= STORED DATA =
────

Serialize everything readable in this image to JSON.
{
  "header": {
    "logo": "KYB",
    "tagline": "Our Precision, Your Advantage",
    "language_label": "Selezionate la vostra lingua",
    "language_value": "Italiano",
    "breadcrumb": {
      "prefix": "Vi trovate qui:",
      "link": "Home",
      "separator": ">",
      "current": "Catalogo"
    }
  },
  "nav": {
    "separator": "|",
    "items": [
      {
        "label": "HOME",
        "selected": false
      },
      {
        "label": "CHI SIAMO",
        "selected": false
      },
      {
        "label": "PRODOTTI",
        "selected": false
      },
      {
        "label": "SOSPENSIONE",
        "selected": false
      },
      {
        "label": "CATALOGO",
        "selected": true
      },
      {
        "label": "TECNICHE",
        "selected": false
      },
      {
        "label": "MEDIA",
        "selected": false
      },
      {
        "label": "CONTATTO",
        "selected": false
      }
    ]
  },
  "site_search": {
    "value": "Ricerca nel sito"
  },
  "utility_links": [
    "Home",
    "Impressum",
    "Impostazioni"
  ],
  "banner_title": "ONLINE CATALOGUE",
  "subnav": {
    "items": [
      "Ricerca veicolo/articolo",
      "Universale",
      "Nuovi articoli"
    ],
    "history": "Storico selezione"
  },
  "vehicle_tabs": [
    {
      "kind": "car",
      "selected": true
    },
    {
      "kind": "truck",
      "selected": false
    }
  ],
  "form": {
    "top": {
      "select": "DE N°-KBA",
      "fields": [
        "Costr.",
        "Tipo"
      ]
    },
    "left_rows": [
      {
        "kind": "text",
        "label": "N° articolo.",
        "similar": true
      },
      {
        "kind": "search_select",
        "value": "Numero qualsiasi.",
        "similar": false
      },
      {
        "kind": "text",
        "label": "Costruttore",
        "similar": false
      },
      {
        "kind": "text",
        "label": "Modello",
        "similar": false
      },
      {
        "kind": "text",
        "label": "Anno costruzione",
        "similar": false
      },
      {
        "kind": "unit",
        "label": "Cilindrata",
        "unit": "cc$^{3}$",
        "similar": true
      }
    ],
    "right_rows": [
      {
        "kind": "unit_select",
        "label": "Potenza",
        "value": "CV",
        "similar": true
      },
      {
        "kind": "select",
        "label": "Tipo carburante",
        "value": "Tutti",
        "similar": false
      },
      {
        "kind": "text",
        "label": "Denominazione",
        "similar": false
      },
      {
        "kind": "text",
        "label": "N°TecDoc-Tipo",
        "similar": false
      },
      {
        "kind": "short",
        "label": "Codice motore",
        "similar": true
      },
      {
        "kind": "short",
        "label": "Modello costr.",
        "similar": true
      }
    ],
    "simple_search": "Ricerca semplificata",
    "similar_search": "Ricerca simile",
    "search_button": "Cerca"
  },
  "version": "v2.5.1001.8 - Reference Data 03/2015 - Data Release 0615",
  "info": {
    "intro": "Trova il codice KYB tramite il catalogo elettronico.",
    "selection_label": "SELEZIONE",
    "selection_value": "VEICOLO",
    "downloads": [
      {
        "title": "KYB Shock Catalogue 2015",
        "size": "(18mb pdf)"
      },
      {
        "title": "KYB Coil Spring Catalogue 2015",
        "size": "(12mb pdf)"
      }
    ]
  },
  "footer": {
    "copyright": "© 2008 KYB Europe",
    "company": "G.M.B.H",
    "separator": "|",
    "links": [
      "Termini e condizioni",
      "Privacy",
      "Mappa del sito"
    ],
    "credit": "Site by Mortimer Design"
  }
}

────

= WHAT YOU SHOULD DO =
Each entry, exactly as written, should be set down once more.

= SOLUTION =
Serialize everything readable in this image to JSON.
{
  "header": {
    "logo": "KYB",
    "tagline": "Our Precision, Your Advantage",
    "language_label": "Selezionate la vostra lingua",
    "language_value": "Italiano",
    "breadcrumb": {
      "prefix": "Vi trovate qui:",
      "link": "Home",
      "separator": ">",
      "current": "Catalogo"
    }
  },
  "nav": {
    "separator": "|",
    "items": [
      {
        "label": "HOME",
        "selected": false
      },
      {
        "label": "CHI SIAMO",
        "selected": false
      },
      {
        "label": "PRODOTTI",
        "selected": false
      },
      {
        "label": "SOSPENSIONE",
        "selected": false
      },
      {
        "label": "CATALOGO",
        "selected": true
      },
      {
        "label": "TECNICHE",
        "selected": false
      },
      {
        "label": "MEDIA",
        "selected": false
      },
      {
        "label": "CONTATTO",
        "selected": false
      }
    ]
  },
  "site_search": {
    "value": "Ricerca nel sito"
  },
  "utility_links": [
    "Home",
    "Impressum",
    "Impostazioni"
  ],
  "banner_title": "ONLINE CATALOGUE",
  "subnav": {
    "items": [
      "Ricerca veicolo/articolo",
      "Universale",
      "Nuovi articoli"
    ],
    "history": "Storico selezione"
  },
  "vehicle_tabs": [
    {
      "kind": "car",
      "selected": true
    },
    {
      "kind": "truck",
      "selected": false
    }
  ],
  "form": {
    "top": {
      "select": "DE N°-KBA",
      "fields": [
        "Costr.",
        "Tipo"
      ]
    },
    "left_rows": [
      {
        "kind": "text",
        "label": "N° articolo.",
        "similar": true
      },
      {
        "kind": "search_select",
        "value": "Numero qualsiasi.",
        "similar": false
      },
      {
        "kind": "text",
        "label": "Costruttore",
        "similar": false
      },
      {
        "kind": "text",
        "label": "Modello",
        "similar": false
      },
      {
        "kind": "text",
        "label": "Anno costruzione",
        "similar": false
      },
      {
        "kind": "unit",
        "label": "Cilindrata",
        "unit": "cc$^{3}$",
        "similar": true
      }
    ],
    "right_rows": [
      {
        "kind": "unit_select",
        "label": "Potenza",
        "value": "CV",
        "similar": true
      },
      {
        "kind": "select",
        "label": "Tipo carburante",
        "value": "Tutti",
        "similar": false
      },
      {
        "kind": "text",
        "label": "Denominazione",
        "similar": false
      },
      {
        "kind": "text",
        "label": "N°TecDoc-Tipo",
        "similar": false
      },
      {
        "kind": "short",
        "label": "Codice motore",
        "similar": true
      },
      {
        "kind": "short",
        "label": "Modello costr.",
        "similar": true
      }
    ],
    "simple_search": "Ricerca semplificata",
    "similar_search": "Ricerca simile",
    "search_button": "Cerca"
  },
  "version": "v2.5.1001.8 - Reference Data 03/2015 - Data Release 0615",
  "info": {
    "intro": "Trova il codice KYB tramite il catalogo elettronico.",
    "selection_label": "SELEZIONE",
    "selection_value": "VEICOLO",
    "downloads": [
      {
        "title": "KYB Shock Catalogue 2015",
        "size": "(18mb pdf)"
      },
      {
        "title": "KYB Coil Spring Catalogue 2015",
        "size": "(12mb pdf)"
      }
    ]
  },
  "footer": {
    "copyright": "© 2008 KYB Europe",
    "company": "G.M.B.H",
    "separator": "|",
    "links": [
      "Termini e condizioni",
      "Privacy",
      "Mappa del sito"
    ],
    "credit": "Site by Mortimer Design"
  }
}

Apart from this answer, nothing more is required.